Five years ago, ed-tech in the classroom meant “flipped classrooms” where “contact time” became time for the teachers to facilitate questions from students and “homework” meant learning concepts through videos and notes provided by the teacher beforehand.
The true power of ed-tech in the classroom now lies in its use for self-directed learning. Students who are comfortable with content can choose to continue learning new content that interests them, and they can progress through the content at their own pace. While the South African curriculum means continued centralised control over the time spent on sections, as well as specifically what content is covered, educational technology can empower students to cover the specified content in more depth, and at a faster rate. This means that outcomes can be highlighted at the beginning of the week, and those students capable of achieving those outcomes without educator input, can do so. Thus we develop the skills of collaboration in the classroom, and allow students to improve their communication skills through a platform that they find exciting and engaging.
This allows the educator the time and flexibility within the classroom to remediate and develop students that are not on grade level. Time and again, educational research highlights how many South African children are left behind through curriculum structure and other realities of our context. Using ed tech as a remediation tool in the classroom is empowering for students who usually feel excluded and demotivated by their experiences in the classroom. There is a space created for teachers to build meaningful mentor relationships with these students as they encourage the struggle of learning difficult concepts and guide students through their learning process. These students then become capable of the same skills development as their more academic peers, and thus are afforded the same opportunities in the job market one day.

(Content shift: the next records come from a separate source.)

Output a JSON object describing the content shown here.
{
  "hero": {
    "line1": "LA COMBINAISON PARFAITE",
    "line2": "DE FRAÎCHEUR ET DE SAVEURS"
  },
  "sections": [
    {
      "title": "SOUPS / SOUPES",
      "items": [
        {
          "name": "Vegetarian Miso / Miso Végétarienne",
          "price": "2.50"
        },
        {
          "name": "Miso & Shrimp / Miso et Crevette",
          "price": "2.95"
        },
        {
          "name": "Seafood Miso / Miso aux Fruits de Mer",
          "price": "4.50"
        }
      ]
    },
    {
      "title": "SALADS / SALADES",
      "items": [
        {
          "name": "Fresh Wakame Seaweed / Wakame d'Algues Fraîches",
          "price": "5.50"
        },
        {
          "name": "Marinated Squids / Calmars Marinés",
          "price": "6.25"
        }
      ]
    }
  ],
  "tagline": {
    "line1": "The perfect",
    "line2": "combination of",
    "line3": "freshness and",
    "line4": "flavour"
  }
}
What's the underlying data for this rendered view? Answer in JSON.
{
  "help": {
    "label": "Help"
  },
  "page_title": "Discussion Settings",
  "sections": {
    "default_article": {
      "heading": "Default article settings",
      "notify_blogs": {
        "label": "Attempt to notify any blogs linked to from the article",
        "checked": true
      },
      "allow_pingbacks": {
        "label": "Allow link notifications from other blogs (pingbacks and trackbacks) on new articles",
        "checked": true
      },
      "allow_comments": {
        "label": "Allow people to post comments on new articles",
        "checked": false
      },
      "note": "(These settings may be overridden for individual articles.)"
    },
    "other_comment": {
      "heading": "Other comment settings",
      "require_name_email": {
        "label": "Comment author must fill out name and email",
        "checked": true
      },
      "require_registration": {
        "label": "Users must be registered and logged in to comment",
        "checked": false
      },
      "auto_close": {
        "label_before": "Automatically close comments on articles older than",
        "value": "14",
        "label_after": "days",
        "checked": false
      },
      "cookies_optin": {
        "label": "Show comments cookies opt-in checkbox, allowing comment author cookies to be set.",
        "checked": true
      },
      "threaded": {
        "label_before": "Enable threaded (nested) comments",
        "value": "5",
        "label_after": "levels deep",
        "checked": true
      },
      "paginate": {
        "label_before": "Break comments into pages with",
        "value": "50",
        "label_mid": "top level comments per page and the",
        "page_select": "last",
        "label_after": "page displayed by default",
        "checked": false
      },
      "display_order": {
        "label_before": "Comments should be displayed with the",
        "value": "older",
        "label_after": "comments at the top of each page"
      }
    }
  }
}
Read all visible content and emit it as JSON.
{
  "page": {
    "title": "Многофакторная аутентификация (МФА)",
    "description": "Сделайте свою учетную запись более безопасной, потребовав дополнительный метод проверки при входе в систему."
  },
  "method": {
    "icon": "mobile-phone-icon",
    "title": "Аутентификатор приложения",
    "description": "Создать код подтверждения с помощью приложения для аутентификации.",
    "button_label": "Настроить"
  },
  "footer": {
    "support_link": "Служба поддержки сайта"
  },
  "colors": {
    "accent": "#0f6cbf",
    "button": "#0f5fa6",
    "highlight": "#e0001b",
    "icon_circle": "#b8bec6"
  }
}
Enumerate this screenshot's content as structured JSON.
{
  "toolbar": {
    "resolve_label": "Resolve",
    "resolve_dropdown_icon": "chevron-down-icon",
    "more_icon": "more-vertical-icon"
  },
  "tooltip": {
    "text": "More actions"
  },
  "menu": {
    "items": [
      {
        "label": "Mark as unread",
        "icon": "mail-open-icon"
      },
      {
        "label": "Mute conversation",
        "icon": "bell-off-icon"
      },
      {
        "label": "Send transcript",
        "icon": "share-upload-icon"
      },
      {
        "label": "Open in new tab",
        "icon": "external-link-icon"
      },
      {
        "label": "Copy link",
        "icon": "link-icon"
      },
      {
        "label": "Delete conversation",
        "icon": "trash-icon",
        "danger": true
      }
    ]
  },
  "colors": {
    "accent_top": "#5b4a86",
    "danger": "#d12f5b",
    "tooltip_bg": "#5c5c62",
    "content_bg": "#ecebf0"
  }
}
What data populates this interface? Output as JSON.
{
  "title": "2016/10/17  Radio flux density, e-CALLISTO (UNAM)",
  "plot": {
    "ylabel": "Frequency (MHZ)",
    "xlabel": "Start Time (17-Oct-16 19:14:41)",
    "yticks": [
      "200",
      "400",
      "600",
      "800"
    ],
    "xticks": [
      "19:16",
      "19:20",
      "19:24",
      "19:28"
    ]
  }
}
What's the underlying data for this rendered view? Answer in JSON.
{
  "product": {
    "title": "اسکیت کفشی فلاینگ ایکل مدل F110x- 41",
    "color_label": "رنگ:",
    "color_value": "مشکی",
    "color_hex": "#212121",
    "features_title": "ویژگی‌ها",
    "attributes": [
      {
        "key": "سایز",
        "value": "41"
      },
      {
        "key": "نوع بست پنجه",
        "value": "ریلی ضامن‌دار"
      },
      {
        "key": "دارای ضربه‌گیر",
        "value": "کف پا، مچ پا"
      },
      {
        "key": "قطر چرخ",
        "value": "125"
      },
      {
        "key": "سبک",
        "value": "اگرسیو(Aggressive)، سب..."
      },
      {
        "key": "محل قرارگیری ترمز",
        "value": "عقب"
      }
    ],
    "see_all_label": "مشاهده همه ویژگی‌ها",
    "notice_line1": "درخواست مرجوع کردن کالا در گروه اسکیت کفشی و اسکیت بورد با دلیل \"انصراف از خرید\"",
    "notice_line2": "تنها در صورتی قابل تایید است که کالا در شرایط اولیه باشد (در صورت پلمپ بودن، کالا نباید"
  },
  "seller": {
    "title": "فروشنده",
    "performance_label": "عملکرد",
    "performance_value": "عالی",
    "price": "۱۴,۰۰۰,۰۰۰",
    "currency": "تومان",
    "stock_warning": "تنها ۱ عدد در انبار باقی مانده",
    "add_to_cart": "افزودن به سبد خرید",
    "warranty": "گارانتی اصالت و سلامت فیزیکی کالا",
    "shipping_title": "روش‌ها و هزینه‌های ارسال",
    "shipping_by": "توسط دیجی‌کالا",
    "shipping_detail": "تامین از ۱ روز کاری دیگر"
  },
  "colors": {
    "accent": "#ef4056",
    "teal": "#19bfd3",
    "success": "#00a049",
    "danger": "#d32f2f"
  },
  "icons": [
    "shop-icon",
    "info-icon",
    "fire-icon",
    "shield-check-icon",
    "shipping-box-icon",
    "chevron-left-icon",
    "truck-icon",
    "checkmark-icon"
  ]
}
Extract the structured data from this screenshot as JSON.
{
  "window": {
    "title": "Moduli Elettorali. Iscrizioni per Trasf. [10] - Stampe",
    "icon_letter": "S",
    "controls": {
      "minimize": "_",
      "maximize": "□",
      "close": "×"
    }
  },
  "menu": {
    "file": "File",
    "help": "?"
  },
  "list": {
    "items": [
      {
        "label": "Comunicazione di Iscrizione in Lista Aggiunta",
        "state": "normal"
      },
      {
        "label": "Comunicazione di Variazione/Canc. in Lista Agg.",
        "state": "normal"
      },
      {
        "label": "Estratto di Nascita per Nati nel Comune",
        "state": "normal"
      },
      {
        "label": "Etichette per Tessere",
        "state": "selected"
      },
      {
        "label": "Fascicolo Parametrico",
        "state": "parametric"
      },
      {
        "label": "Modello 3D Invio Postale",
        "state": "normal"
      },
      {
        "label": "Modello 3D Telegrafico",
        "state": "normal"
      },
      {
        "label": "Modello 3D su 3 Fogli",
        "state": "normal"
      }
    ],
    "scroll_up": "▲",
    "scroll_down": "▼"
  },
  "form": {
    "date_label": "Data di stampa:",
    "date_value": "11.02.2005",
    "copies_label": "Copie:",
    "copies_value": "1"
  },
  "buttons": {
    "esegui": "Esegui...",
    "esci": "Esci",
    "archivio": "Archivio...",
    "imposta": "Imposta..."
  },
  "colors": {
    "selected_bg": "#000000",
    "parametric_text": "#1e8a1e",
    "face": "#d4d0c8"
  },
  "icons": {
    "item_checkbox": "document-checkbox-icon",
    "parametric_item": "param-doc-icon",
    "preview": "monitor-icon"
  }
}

The world is changing increasingly quickly, and the work environment in which our children will find themselves is not yet within the scope of our imagination. We should be using technology in classrooms to develop the skills that will be necessary in this workplace. As we move away from traditional methods in a variety of industries, it makes sense to use education as a pioneer in developing the skills needed to adapt in the 21st century. We should be teaching coding, application use and information filtering using technology because these are the skills our children will need to become adaptable.
Products like School in a Box allow teachers to encourage students to develop real-life skills within the structure of any curriculum, using the kind of technology that students find desirable, and exciting.